But the design is not the only reason for giving this wine a try: it’s on the Association of Wine Educators list of the top 100 wines under £25 and, having tasted it (bought from Grape and Grind in Bristol, £13.99), I can confirm that it fully deserves its place.

It’s a delicious unoaked dry white from the Ribeiro region in the north-west of Spain, made from the local Treixadura grape.  Quite peachy and fresh on the nose leading to a rich, full flavoured mouthful with lovely peach and ripe pear flavours and a good, long finish.  Although I’d be happy to drink it on its own, it’s also a great food wine: ideal for some white fish in a creamy sauce.

So, why ‘The Flower and the Bee’?  The wine comes from the Coto de Gomariz estate which is run organically (although not certified as such) and is moving towards biodynamic methods which involve nurturing the entire eco-system of the estate; the flowers and the bees are as important as the grapes to the producers and the naming and the label reflect that.

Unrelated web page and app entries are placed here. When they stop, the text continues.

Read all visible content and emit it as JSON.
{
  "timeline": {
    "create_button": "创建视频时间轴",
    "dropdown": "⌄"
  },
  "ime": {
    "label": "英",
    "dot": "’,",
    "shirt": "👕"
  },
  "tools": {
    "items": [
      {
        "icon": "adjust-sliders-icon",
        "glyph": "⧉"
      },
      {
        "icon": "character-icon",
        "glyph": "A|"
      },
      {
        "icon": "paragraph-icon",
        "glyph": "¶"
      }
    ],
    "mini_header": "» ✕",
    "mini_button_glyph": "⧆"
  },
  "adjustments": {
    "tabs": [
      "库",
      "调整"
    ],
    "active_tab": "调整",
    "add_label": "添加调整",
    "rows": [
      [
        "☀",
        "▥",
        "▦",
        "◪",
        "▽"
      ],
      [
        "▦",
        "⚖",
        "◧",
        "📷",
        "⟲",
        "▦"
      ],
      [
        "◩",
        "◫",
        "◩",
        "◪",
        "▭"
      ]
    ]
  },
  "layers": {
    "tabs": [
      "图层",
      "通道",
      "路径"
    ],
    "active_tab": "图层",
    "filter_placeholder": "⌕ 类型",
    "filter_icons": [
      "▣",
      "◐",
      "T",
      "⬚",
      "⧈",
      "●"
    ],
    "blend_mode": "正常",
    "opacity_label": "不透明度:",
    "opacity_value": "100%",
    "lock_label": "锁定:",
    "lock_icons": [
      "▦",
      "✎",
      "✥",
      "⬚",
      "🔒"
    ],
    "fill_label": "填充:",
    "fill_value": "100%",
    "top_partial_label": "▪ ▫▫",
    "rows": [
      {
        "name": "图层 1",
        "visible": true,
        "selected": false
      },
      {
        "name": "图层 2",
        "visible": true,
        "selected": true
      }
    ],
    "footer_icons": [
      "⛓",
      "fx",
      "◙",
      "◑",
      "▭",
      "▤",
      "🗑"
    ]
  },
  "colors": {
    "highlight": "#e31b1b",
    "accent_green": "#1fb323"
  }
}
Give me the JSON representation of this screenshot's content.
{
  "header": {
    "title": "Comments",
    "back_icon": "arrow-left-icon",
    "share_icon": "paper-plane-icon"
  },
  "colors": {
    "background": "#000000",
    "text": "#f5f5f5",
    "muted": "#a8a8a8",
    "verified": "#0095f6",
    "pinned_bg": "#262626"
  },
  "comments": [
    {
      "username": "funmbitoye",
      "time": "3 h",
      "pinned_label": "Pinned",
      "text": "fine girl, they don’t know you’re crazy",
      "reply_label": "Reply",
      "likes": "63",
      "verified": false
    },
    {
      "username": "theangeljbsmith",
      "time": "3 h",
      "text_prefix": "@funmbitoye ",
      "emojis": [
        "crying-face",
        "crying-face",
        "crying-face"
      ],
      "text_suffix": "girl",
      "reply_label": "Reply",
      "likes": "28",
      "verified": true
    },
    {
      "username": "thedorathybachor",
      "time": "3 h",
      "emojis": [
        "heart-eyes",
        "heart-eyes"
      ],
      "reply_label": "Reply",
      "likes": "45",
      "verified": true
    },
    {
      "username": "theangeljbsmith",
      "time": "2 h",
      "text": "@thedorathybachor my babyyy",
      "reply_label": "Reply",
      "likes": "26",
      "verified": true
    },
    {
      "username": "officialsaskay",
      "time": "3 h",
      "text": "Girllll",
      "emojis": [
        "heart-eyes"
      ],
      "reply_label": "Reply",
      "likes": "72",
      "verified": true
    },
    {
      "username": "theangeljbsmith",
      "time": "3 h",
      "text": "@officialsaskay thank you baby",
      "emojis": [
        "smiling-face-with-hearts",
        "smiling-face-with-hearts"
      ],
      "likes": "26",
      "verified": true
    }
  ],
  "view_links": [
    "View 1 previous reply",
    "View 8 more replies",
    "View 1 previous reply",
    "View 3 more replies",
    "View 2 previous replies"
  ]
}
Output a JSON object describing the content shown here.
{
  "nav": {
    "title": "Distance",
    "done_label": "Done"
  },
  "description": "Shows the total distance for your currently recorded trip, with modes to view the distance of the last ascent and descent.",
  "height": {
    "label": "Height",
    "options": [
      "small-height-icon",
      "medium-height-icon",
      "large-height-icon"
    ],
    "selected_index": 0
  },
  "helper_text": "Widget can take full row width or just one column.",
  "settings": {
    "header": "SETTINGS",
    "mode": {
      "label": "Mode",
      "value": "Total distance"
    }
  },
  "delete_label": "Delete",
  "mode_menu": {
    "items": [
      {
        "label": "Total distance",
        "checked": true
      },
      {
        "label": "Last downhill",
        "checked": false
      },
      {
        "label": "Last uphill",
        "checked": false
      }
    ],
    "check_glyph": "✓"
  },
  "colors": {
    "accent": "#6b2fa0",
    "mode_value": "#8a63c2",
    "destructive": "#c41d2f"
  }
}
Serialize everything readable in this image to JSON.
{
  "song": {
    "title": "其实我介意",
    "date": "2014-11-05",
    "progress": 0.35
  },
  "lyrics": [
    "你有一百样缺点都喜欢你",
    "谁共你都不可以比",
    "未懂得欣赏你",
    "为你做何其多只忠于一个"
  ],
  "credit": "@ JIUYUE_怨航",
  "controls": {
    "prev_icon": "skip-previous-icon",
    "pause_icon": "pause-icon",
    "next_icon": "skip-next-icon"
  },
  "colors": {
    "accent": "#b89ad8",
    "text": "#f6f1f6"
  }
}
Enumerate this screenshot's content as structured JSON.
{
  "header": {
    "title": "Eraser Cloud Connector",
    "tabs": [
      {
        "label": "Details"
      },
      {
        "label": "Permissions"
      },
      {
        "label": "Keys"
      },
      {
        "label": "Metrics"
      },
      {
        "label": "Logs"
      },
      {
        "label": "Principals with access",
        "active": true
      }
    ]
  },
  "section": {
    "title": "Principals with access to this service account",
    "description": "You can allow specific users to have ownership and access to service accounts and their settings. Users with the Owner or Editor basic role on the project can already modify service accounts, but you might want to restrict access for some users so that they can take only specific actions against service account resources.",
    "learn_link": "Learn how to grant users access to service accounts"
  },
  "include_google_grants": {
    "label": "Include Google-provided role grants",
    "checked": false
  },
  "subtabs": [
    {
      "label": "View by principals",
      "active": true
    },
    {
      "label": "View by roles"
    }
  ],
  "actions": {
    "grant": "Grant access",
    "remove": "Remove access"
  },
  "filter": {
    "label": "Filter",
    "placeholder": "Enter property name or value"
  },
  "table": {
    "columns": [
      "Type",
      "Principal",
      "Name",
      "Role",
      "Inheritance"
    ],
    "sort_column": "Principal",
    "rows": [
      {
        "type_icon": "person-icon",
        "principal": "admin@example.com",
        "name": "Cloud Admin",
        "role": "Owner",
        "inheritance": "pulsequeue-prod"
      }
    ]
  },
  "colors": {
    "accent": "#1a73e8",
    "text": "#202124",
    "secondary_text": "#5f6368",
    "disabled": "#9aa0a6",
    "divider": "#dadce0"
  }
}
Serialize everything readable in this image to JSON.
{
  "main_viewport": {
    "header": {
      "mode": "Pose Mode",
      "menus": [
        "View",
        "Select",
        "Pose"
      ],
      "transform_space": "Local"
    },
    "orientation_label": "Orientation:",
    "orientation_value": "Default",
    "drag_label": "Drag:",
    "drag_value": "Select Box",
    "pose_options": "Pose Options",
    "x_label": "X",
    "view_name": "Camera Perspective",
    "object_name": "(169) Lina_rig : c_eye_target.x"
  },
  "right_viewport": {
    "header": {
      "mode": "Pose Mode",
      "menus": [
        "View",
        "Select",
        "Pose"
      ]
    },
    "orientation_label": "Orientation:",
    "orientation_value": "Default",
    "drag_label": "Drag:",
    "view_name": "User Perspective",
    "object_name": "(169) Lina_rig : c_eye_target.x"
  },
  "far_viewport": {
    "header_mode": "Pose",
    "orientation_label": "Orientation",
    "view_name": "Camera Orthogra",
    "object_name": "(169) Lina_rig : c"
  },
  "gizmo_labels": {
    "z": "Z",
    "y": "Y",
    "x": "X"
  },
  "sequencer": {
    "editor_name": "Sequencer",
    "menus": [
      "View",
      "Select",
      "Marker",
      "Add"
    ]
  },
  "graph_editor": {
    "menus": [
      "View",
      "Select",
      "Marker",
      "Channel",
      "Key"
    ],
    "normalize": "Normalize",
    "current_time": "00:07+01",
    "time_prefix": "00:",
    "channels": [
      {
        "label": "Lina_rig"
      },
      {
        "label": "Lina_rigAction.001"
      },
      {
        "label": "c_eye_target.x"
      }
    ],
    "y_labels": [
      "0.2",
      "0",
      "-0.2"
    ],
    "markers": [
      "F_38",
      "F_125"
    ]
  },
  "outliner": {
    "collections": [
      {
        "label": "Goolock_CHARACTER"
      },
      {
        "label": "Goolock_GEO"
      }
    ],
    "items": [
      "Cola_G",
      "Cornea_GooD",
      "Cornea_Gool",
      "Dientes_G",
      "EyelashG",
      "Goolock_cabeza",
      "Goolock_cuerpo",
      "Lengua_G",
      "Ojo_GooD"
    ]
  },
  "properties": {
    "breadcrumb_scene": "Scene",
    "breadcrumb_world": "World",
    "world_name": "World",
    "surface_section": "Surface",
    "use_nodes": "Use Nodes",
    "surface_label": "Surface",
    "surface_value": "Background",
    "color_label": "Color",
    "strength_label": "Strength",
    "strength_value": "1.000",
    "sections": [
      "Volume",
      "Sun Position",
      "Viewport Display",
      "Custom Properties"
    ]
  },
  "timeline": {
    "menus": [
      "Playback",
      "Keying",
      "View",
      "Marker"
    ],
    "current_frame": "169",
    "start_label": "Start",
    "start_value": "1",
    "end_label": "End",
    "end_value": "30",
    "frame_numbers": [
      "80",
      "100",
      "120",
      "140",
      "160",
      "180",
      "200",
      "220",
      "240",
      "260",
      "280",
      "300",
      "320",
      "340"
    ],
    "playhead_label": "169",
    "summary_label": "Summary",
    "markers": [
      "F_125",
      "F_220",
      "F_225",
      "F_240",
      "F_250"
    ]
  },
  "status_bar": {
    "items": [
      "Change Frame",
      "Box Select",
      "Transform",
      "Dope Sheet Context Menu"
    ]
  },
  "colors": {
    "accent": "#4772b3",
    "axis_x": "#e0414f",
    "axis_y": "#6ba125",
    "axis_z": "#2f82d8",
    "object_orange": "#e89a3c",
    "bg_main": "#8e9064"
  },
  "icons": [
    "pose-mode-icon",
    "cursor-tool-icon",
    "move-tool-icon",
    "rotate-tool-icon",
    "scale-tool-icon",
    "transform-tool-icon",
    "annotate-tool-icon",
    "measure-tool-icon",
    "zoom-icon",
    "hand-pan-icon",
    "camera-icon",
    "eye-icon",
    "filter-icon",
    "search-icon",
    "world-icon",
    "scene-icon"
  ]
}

It’s a neat idea and certainly good marketing.  But, try the wine and I’m sure you’ll buy it again – regardless of the eye-catching packaging.